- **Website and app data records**
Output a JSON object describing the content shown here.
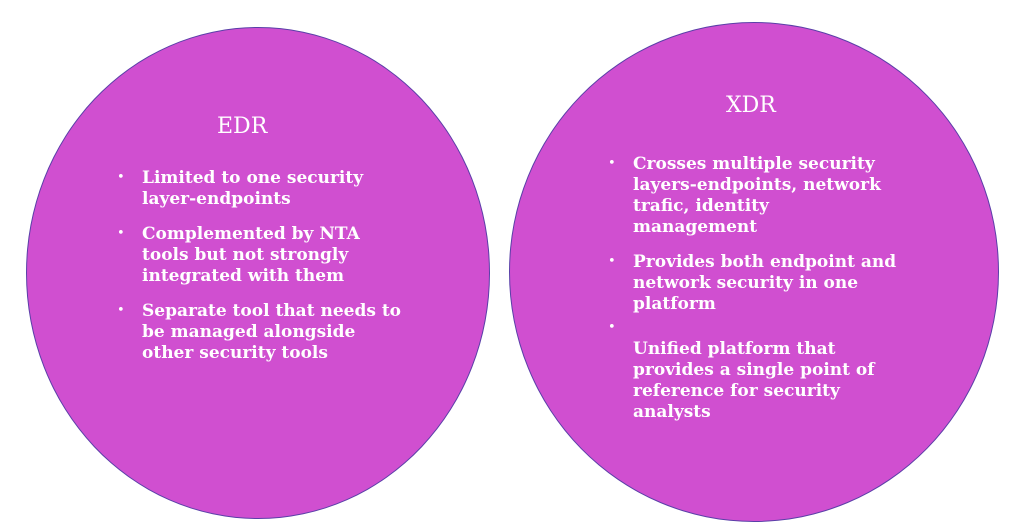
{
  "colors": {
    "circle_fill": "#d04fd0",
    "circle_border": "#5a3fa8",
    "text": "#ffffff",
    "background": "#ffffff"
  },
  "edr": {
    "title": "EDR",
    "items": [
      "Limited to one security layer-endpoints",
      "Complemented by NTA tools but not strongly integrated with them",
      "Separate tool that needs to be managed alongside other security tools"
    ]
  },
  "xdr": {
    "title": "XDR",
    "items": [
      "Crosses multiple security layers-endpoints, network trafic, identity management",
      "Provides both endpoint and network security in one platform",
      "Unified platform that provides a single point of reference for security analysts"
    ]
  },
  "bullet": "•"
}
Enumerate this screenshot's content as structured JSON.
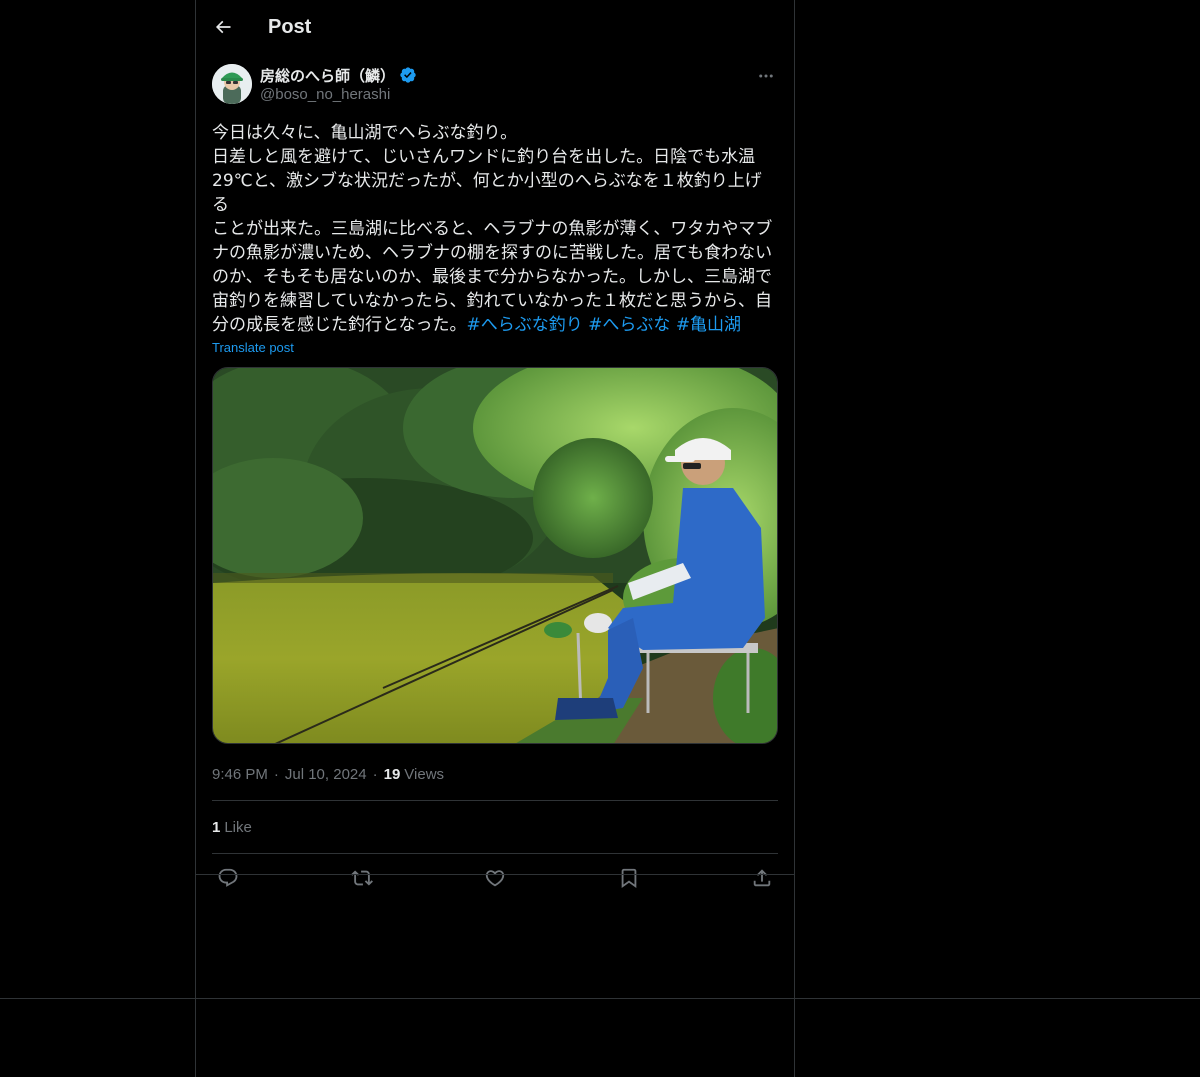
{
  "header": {
    "title": "Post"
  },
  "post": {
    "display_name": "房総のへら師（鱗）",
    "handle": "@boso_no_herashi",
    "text_lines": [
      "今日は久々に、亀山湖でへらぶな釣り。",
      "日差しと風を避けて、じいさんワンドに釣り台を出した。日陰でも水温",
      "29℃と、激シブな状況だったが、何とか小型のへらぶなを１枚釣り上げる",
      "ことが出来た。三島湖に比べると、ヘラブナの魚影が薄く、ワタカやマブ",
      "ナの魚影が濃いため、ヘラブナの棚を探すのに苦戦した。居ても食わない",
      "のか、そもそも居ないのか、最後まで分からなかった。しかし、三島湖で",
      "宙釣りを練習していなかったら、釣れていなかった１枚だと思うから、自",
      "分の成長を感じた釣行となった。"
    ],
    "hashtags": [
      "#へらぶな釣り",
      "#へらぶな",
      "#亀山湖"
    ],
    "translate_label": "Translate post",
    "time": "9:46 PM",
    "date": "Jul 10, 2024",
    "views_count": "19",
    "views_label": "Views",
    "likes_count": "1",
    "likes_label": "Like"
  },
  "colors": {
    "accent": "#1d9bf0",
    "text": "#e7e9ea",
    "muted": "#71767b",
    "border": "#2f3336",
    "background": "#000000"
  },
  "icons": {
    "back": "arrow-left-icon",
    "verified": "verified-badge-icon",
    "more": "more-horizontal-icon",
    "reply": "reply-icon",
    "repost": "repost-icon",
    "like": "heart-icon",
    "bookmark": "bookmark-icon",
    "share": "share-icon"
  }
}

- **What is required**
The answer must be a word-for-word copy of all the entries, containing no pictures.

- **Solved problem**
Output a JSON object describing the content shown here.
{
  "colors": {
    "circle_fill": "#d04fd0",
    "circle_border": "#5a3fa8",
    "text": "#ffffff",
    "background": "#ffffff"
  },
  "edr": {
    "title": "EDR",
    "items": [
      "Limited to one security layer-endpoints",
      "Complemented by NTA tools but not strongly integrated with them",
      "Separate tool that needs to be managed alongside other security tools"
    ]
  },
  "xdr": {
    "title": "XDR",
    "items": [
      "Crosses multiple security layers-endpoints, network trafic, identity management",
      "Provides both endpoint and network security in one platform",
      "Unified platform that provides a single point of reference for security analysts"
    ]
  },
  "bullet": "•"
}
Enumerate this screenshot's content as structured JSON.
{
  "header": {
    "title": "Post"
  },
  "post": {
    "display_name": "房総のへら師（鱗）",
    "handle": "@boso_no_herashi",
    "text_lines": [
      "今日は久々に、亀山湖でへらぶな釣り。",
      "日差しと風を避けて、じいさんワンドに釣り台を出した。日陰でも水温",
      "29℃と、激シブな状況だったが、何とか小型のへらぶなを１枚釣り上げる",
      "ことが出来た。三島湖に比べると、ヘラブナの魚影が薄く、ワタカやマブ",
      "ナの魚影が濃いため、ヘラブナの棚を探すのに苦戦した。居ても食わない",
      "のか、そもそも居ないのか、最後まで分からなかった。しかし、三島湖で",
      "宙釣りを練習していなかったら、釣れていなかった１枚だと思うから、自",
      "分の成長を感じた釣行となった。"
    ],
    "hashtags": [
      "#へらぶな釣り",
      "#へらぶな",
      "#亀山湖"
    ],
    "translate_label": "Translate post",
    "time": "9:46 PM",
    "date": "Jul 10, 2024",
    "views_count": "19",
    "views_label": "Views",
    "likes_count": "1",
    "likes_label": "Like"
  },
  "colors": {
    "accent": "#1d9bf0",
    "text": "#e7e9ea",
    "muted": "#71767b",
    "border": "#2f3336",
    "background": "#000000"
  },
  "icons": {
    "back": "arrow-left-icon",
    "verified": "verified-badge-icon",
    "more": "more-horizontal-icon",
    "reply": "reply-icon",
    "repost": "repost-icon",
    "like": "heart-icon",
    "bookmark": "bookmark-icon",
    "share": "share-icon"
  }
}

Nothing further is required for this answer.